Extracted data:
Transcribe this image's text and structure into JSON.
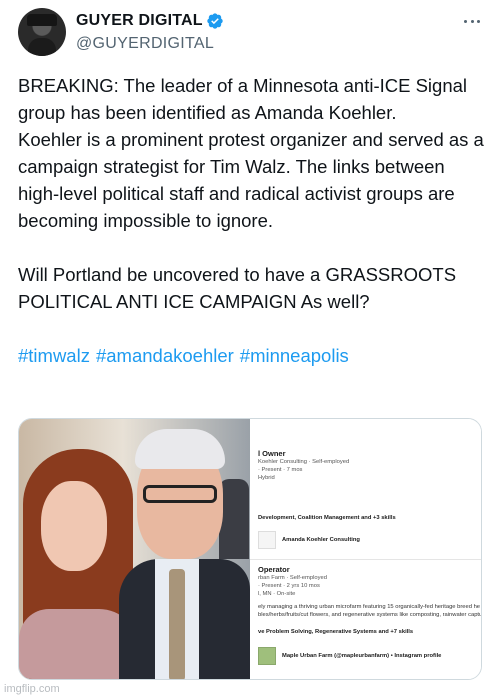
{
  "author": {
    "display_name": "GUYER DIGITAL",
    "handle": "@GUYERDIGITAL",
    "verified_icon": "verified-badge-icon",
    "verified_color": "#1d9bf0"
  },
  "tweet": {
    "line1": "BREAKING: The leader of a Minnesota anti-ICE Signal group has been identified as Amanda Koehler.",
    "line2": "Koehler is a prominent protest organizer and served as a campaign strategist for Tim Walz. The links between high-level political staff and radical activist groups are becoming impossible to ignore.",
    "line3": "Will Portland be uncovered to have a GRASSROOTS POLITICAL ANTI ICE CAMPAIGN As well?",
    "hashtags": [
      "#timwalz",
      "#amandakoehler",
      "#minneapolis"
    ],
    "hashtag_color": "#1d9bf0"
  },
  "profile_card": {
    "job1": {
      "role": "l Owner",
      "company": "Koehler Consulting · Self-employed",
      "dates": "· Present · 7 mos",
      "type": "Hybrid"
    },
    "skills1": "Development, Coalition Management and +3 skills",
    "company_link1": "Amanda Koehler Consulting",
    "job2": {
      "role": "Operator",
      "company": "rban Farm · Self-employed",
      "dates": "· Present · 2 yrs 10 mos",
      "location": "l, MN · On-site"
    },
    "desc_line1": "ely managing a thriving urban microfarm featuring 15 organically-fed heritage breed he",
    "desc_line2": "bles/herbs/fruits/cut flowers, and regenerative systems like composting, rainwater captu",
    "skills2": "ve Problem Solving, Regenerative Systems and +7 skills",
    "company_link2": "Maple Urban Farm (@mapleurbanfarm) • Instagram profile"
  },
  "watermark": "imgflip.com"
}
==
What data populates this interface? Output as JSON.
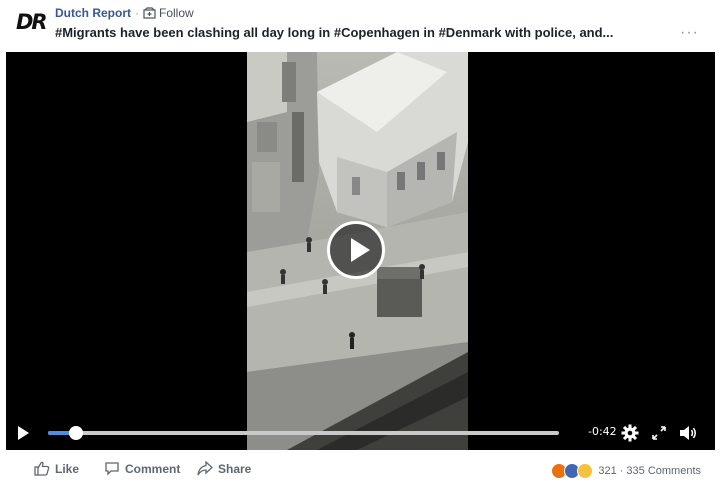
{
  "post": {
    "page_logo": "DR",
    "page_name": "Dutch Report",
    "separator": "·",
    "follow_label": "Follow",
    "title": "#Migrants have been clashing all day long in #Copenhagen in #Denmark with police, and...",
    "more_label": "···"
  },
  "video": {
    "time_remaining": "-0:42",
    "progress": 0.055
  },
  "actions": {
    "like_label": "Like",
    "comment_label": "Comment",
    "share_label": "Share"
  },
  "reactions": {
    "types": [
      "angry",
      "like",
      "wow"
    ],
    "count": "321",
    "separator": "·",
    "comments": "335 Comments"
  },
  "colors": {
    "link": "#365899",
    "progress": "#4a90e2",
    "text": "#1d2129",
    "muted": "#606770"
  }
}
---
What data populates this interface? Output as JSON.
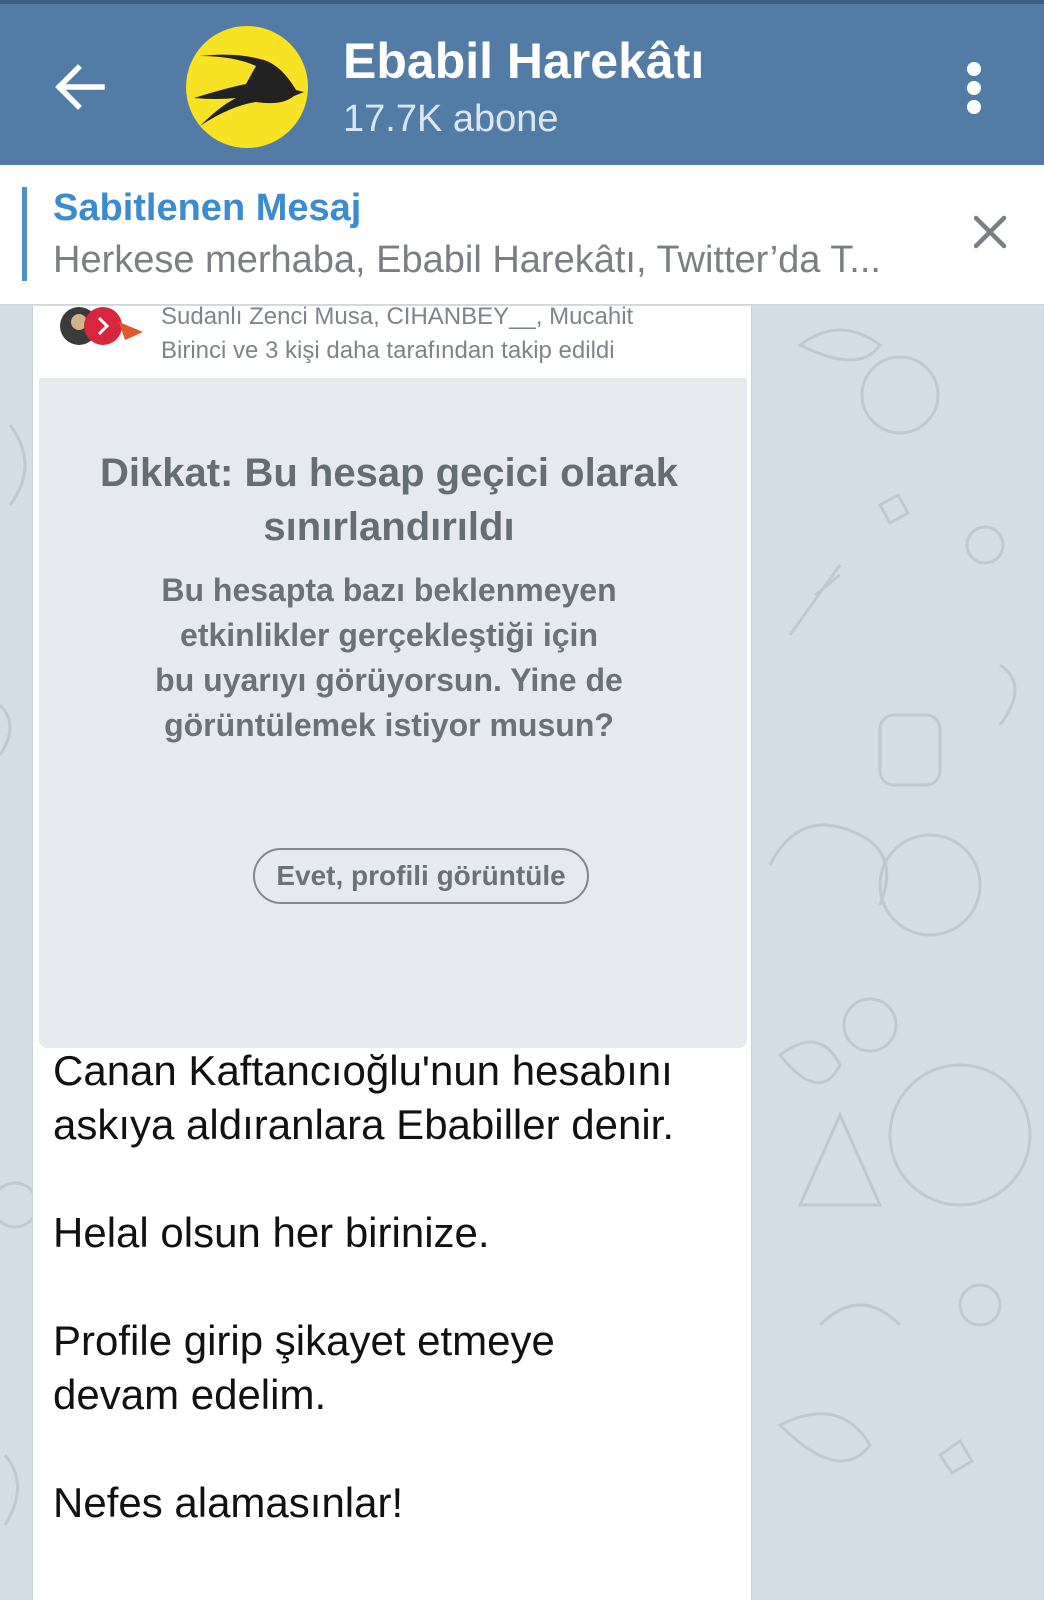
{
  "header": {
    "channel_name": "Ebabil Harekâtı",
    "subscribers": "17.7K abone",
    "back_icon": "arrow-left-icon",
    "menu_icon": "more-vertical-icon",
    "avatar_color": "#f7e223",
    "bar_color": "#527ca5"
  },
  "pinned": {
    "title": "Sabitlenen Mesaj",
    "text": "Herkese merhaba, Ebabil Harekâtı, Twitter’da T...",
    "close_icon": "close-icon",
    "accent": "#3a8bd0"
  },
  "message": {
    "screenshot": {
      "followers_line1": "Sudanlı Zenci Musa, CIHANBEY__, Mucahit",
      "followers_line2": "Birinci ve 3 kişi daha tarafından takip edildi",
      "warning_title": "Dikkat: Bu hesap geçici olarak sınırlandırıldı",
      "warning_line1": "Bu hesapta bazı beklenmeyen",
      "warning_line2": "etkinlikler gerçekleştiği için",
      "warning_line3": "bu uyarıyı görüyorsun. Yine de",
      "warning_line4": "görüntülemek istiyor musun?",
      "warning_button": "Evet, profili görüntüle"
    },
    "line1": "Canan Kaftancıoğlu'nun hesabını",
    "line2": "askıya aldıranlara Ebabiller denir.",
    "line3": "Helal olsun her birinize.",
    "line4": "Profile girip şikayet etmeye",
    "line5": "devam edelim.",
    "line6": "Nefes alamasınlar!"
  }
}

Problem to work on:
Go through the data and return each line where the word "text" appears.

Result:
Transcribe this image's text and structure into JSON.
    "text": "#1d2129",
    "text": "Herkese merhaba, Ebabil Harekâtı, Twitter’da T...",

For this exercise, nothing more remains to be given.